“Are people really wearing that?” is one of the most common questions when it comes to the ‘Dirndl’ and the ‘Lederhosn’, traditional costumes in Bavaria that are still worn by all generations on festive occasions. “Yes we are!” And ‘we’ includes Bavarians (Benedikta) as well as ‘Zugezogene’ (people who moved to Bavaria, like me). And the best time to prove this is the ‘fifth season’ of the year: The Oktoberfest.
And although most dresses and pants look the same, the expert’s eye will quickly detect the authenticity and quality of dress and pants. The latter ones are most respected if made out of real deer leather – and best-case scenario, inherited from the great grandfather. New ones can cost up to several thousand Euros. No wonder that the cheaper goat or cow version is happily bought for a few hundred or second hand.
The Dirndl is an even more difficult subject matter, and opinions about what’s authentic and what modern elements go beyond the scope are crucial to some, and practically invisible to others. Some believe short Dirndls are sacrilegious and that black ones can only be worn by elderlies or in mourning. Another issue of dispute: The corset. To tie or not to tie is the question here, and zippers are often frowned upon.

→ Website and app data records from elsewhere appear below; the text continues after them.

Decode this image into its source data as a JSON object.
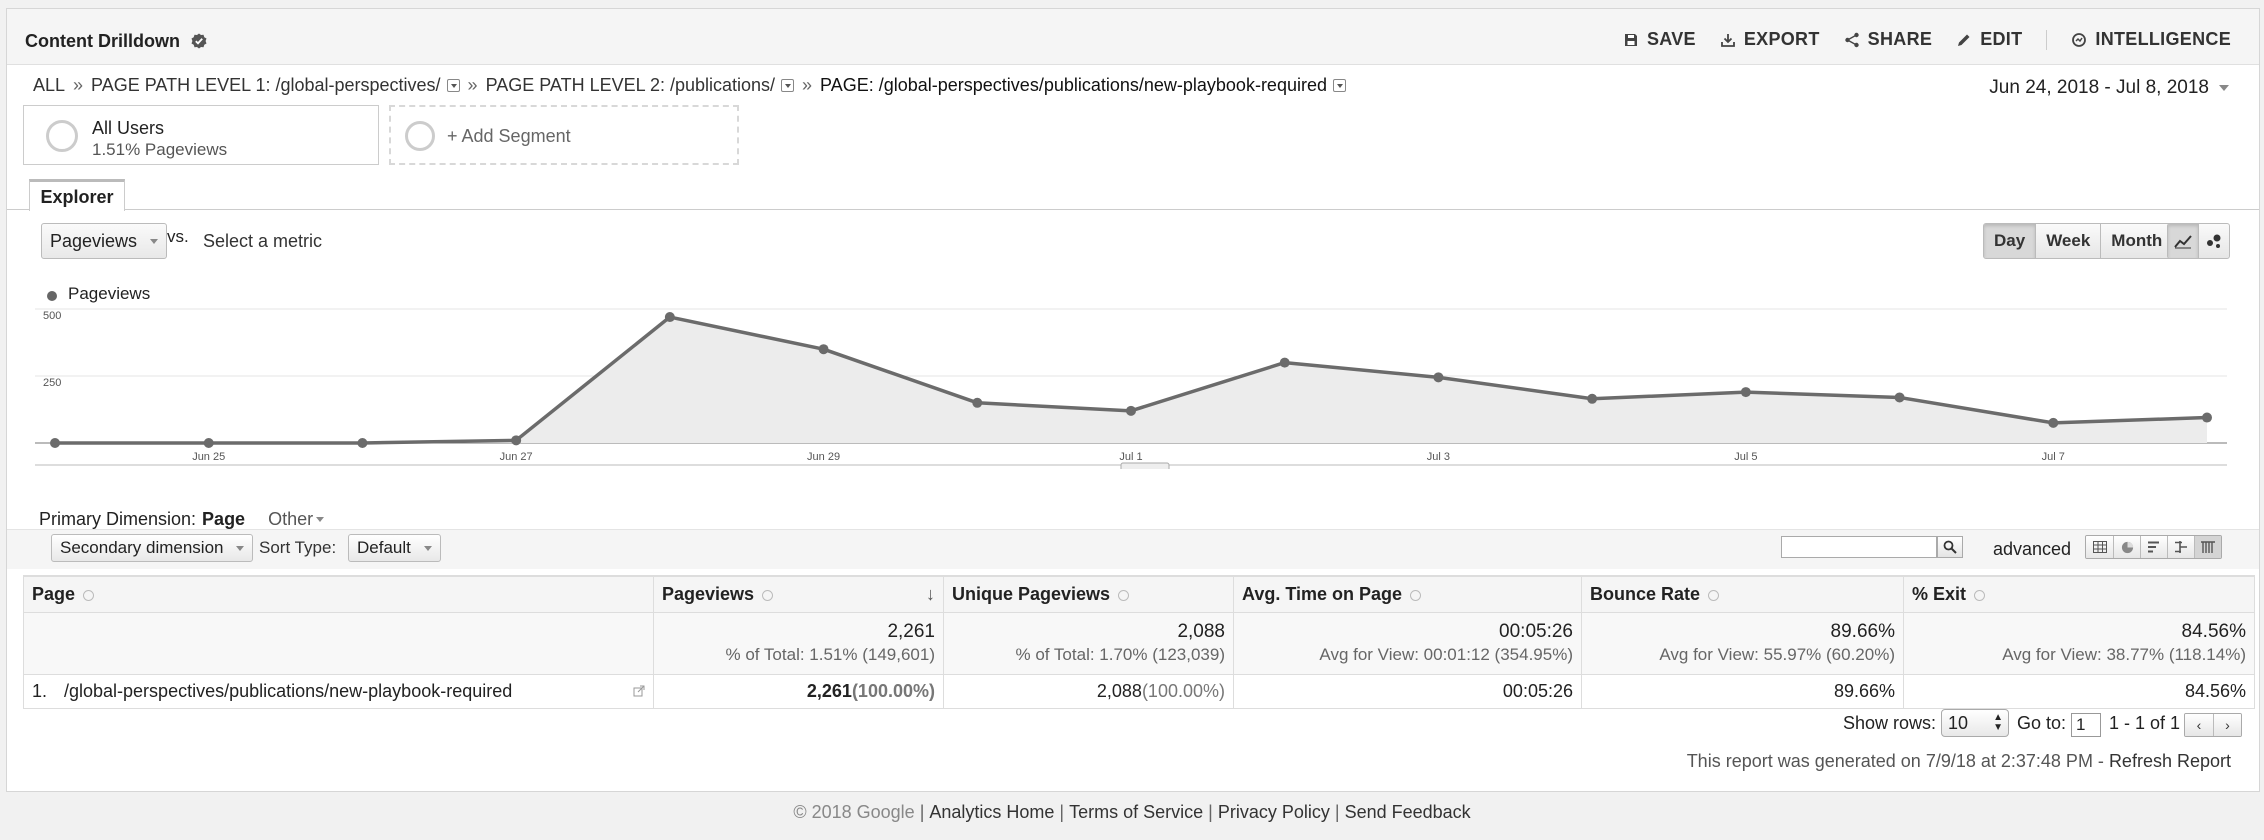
{
  "header": {
    "title": "Content Drilldown",
    "actions": {
      "save": "SAVE",
      "export": "EXPORT",
      "share": "SHARE",
      "edit": "EDIT",
      "intelligence": "INTELLIGENCE"
    }
  },
  "breadcrumb": {
    "all": "ALL",
    "level1": "PAGE PATH LEVEL 1: /global-perspectives/",
    "level2": "PAGE PATH LEVEL 2: /publications/",
    "page": "PAGE: /global-perspectives/publications/new-playbook-required"
  },
  "date_range": "Jun 24, 2018 - Jul 8, 2018",
  "segments": {
    "current": {
      "name": "All Users",
      "sub": "1.51% Pageviews"
    },
    "add_label": "+ Add Segment"
  },
  "explorer": {
    "tab_label": "Explorer",
    "metric": "Pageviews",
    "vs": "vs.",
    "select_metric": "Select a metric",
    "granularity": {
      "day": "Day",
      "week": "Week",
      "month": "Month",
      "active": "day"
    }
  },
  "chart_data": {
    "type": "area",
    "series": [
      {
        "name": "Pageviews",
        "values": [
          0,
          0,
          0,
          10,
          470,
          350,
          150,
          120,
          300,
          245,
          165,
          190,
          170,
          75,
          95
        ]
      }
    ],
    "x": [
      "Jun 24",
      "Jun 25",
      "Jun 26",
      "Jun 27",
      "Jun 28",
      "Jun 29",
      "Jun 30",
      "Jul 1",
      "Jul 2",
      "Jul 3",
      "Jul 4",
      "Jul 5",
      "Jul 6",
      "Jul 7",
      "Jul 8"
    ],
    "x_tick_labels": [
      "Jun 25",
      "Jun 27",
      "Jun 29",
      "Jul 1",
      "Jul 3",
      "Jul 5",
      "Jul 7"
    ],
    "y_ticks": [
      250,
      500
    ],
    "ylim": [
      0,
      500
    ],
    "grid": true,
    "colors": {
      "line": "#6b6b6b",
      "fill": "#ececec"
    }
  },
  "dimension": {
    "label": "Primary Dimension:",
    "current": "Page",
    "other": "Other",
    "secondary": "Secondary dimension",
    "sort_label": "Sort Type:",
    "sort_value": "Default",
    "advanced": "advanced"
  },
  "table": {
    "headers": {
      "page": "Page",
      "pageviews": "Pageviews",
      "unique": "Unique Pageviews",
      "avg_time": "Avg. Time on Page",
      "bounce": "Bounce Rate",
      "exit": "% Exit"
    },
    "totals": {
      "pageviews": "2,261",
      "pageviews_sub": "% of Total: 1.51% (149,601)",
      "unique": "2,088",
      "unique_sub": "% of Total: 1.70% (123,039)",
      "avg_time": "00:05:26",
      "avg_time_sub": "Avg for View: 00:01:12 (354.95%)",
      "bounce": "89.66%",
      "bounce_sub": "Avg for View: 55.97% (60.20%)",
      "exit": "84.56%",
      "exit_sub": "Avg for View: 38.77% (118.14%)"
    },
    "rows": [
      {
        "index": "1.",
        "page": "/global-perspectives/publications/new-playbook-required",
        "pageviews": "2,261",
        "pageviews_pct": "(100.00%)",
        "unique": "2,088",
        "unique_pct": "(100.00%)",
        "avg_time": "00:05:26",
        "bounce": "89.66%",
        "exit": "84.56%"
      }
    ]
  },
  "pagination": {
    "show_rows_label": "Show rows:",
    "show_rows": "10",
    "goto_label": "Go to:",
    "goto": "1",
    "range": "1 - 1 of 1"
  },
  "generated": {
    "text": "This report was generated on 7/9/18 at 2:37:48 PM - ",
    "refresh": "Refresh Report"
  },
  "footer": {
    "copyright": "© 2018 Google",
    "links": [
      "Analytics Home",
      "Terms of Service",
      "Privacy Policy",
      "Send Feedback"
    ]
  }
}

We went last week to the Wiesn (how Oktoberfest is called by the locals) and took some pictures for you, so you can study what Dirndl you like yourself!